Published: 09th September 2020
This marketing initiative aims to help businesses adapt and survive in the changing business world
Etch was set up to support small businesses and start-ups survive in this chaotic economy and atmosphere that the Coronavirus and the following lockdown has resulted in
The year 2020 has brought a loud and all-encompassing digital boom across industries. While the masses tucked themselves into their living rooms for safety, major companies and start-ups were forced to adapt to the new world. And many who could not manage it are now struggling for survival. Introduced to the world in February, Etch Marketing came into the picture just in time to lend a helping hand. Co-founder of the initiative, Tanmayi Ramaswamy’s first job out of college was as a banker. After helping a number of start-ups set themselves up by walking them through the financial side of things, she decided that she wanted to help them from the get-go. So, she set up Etch with Suhail PK and Mohammed Ghazali in Kozhikode.
The idea behind Etch was to help start-ups set themselves up in an increasingly changing working environment.

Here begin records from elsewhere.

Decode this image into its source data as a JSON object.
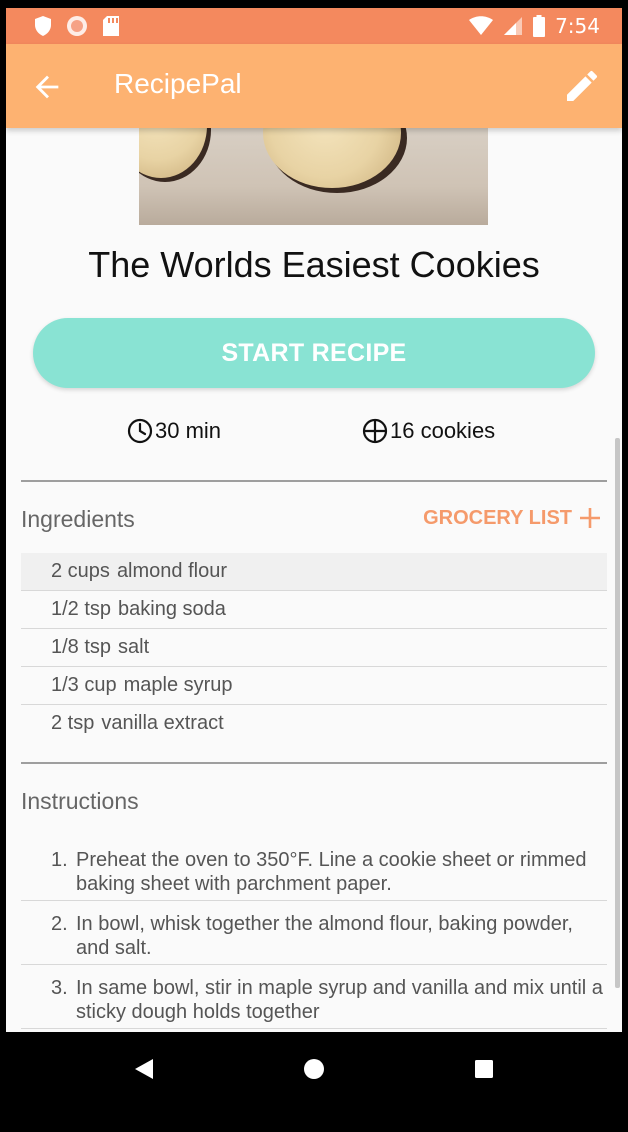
{
  "status_bar": {
    "time": "7:54"
  },
  "app_bar": {
    "title": "RecipePal"
  },
  "recipe": {
    "title": "The Worlds Easiest Cookies",
    "start_button": "START RECIPE",
    "time": "30 min",
    "yield": "16 cookies"
  },
  "ingredients": {
    "header": "Ingredients",
    "grocery_label": "GROCERY LIST",
    "items": [
      {
        "qty": "2 cups",
        "name": "almond flour"
      },
      {
        "qty": "1/2 tsp",
        "name": "baking soda"
      },
      {
        "qty": "1/8 tsp",
        "name": "salt"
      },
      {
        "qty": "1/3 cup",
        "name": "maple syrup"
      },
      {
        "qty": "2 tsp",
        "name": "vanilla extract"
      }
    ]
  },
  "instructions": {
    "header": "Instructions",
    "steps": [
      {
        "num": "1.",
        "text": "Preheat the oven to 350°F. Line a cookie sheet or rimmed baking sheet with parchment paper."
      },
      {
        "num": "2.",
        "text": "In bowl, whisk together the almond flour, baking powder, and salt."
      },
      {
        "num": "3.",
        "text": "In same bowl, stir in maple syrup and vanilla and mix until a sticky dough holds together"
      }
    ]
  },
  "colors": {
    "status_bar": "#f4895e",
    "app_bar": "#fdb271",
    "start_button": "#89e3d3",
    "accent": "#f59a6b"
  },
  "icons": {
    "back": "arrow-left-icon",
    "edit": "pencil-icon",
    "time": "clock-icon",
    "yield": "servings-icon",
    "add": "plus-icon"
  }
}
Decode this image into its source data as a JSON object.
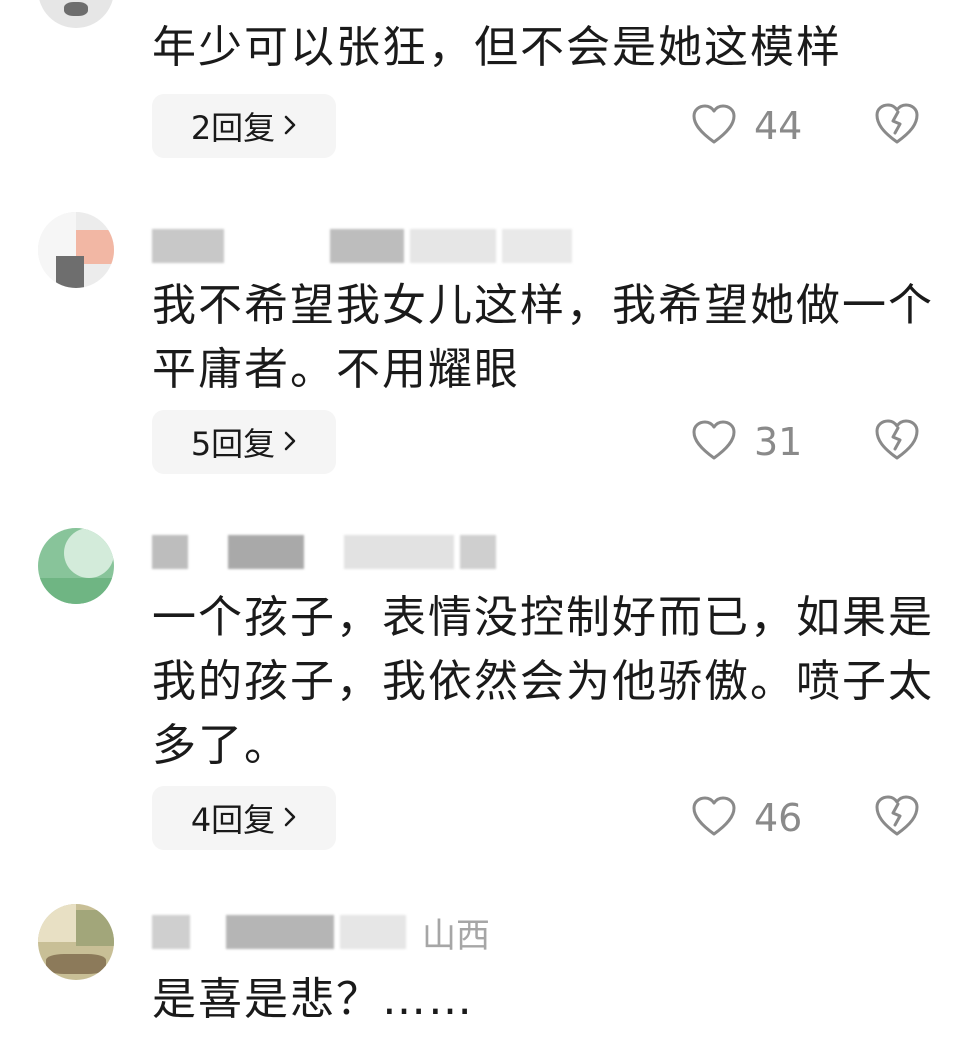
{
  "comments": [
    {
      "text": "年少可以张狂，但不会是她这模样",
      "reply_label": "2回复",
      "likes": "44",
      "region": "",
      "avatar_colors": [
        "#e8e8e8",
        "#cfcfcf"
      ]
    },
    {
      "text": "我不希望我女儿这样，我希望她做一个平庸者。不用耀眼",
      "reply_label": "5回复",
      "likes": "31",
      "region": "",
      "avatar_colors": [
        "#f1e4de",
        "#e9b8a8"
      ]
    },
    {
      "text": "一个孩子，表情没控制好而已，如果是我的孩子，我依然会为他骄傲。喷子太多了。",
      "reply_label": "4回复",
      "likes": "46",
      "region": "",
      "avatar_colors": [
        "#7fbf92",
        "#c6e6cf"
      ]
    },
    {
      "text": "是喜是悲？……",
      "reply_label": "",
      "likes": "",
      "region": "山西",
      "avatar_colors": [
        "#b9ae88",
        "#dcd6bf"
      ]
    }
  ],
  "icons": {
    "like": "heart-outline-icon",
    "dislike": "broken-heart-icon",
    "chevron": "chevron-right-icon"
  },
  "colors": {
    "reply_bg": "#f5f5f5",
    "meta_text": "#8a8a8a",
    "region_text": "#a6a6a6"
  }
}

Tanmayi says, “We help them set up from the very foundation. We’re not an external organ that occasionally offers advice, we work like an extended arm of the company itself. This is in terms of helping them register as a company under the Start-up Scheme of India, communicate with financial and legal institutions and everything else from designing their business cards to letter heads!”

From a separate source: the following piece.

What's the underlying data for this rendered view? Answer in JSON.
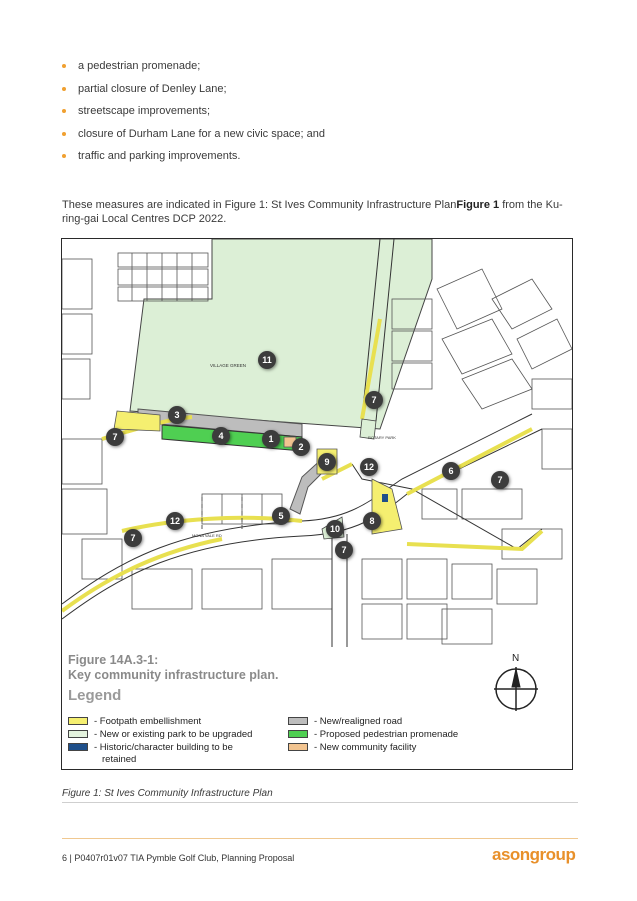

The first clients to knock on their doors were education start-ups, apps and learning management systems that had found themselves at the centre of the virtual learning world. Since the time they were set up, Etch has worked on around 20 successful projects. And as for the team itself, it’s a mini COVID rescue mission in itself. The core team, made up of 12 individuals, were all young people fresh out of college or those who lost their jobs due to the pandemic. Etch trains them, guides them and even pays for their courses before a trainee decides to stick permanently with the team.
When companies began to take the digital turn, many established and conventional businesses realised the need for a digital presence. A lot of companies based in Kozhikode, Malappuram and Kochi reached out to them for help. The 23-year-old says, “If you look at the Facebook or Instagram pages of these older companies, they are like ghost pages! Most of them are set up because they have learnt that social media is an important tool in this time but they have no idea how to manage it. Following COVID, their budget for digital marketing went from nil to 50 per cent of their budget. So our work also extends towards managing their online presence and creating radio jingles and newspaper ads to grab people’s attention about the services they offer.”
Although most of their clients were new start-ups from Mumbai or Bengaluru, the team has noticed a growing interest in their services from traditional businesses looking to catch up with the changing tides. In fact, Etch outlines the basic steps that need to be taken in the uncertain market today for establishments that deserve to survive.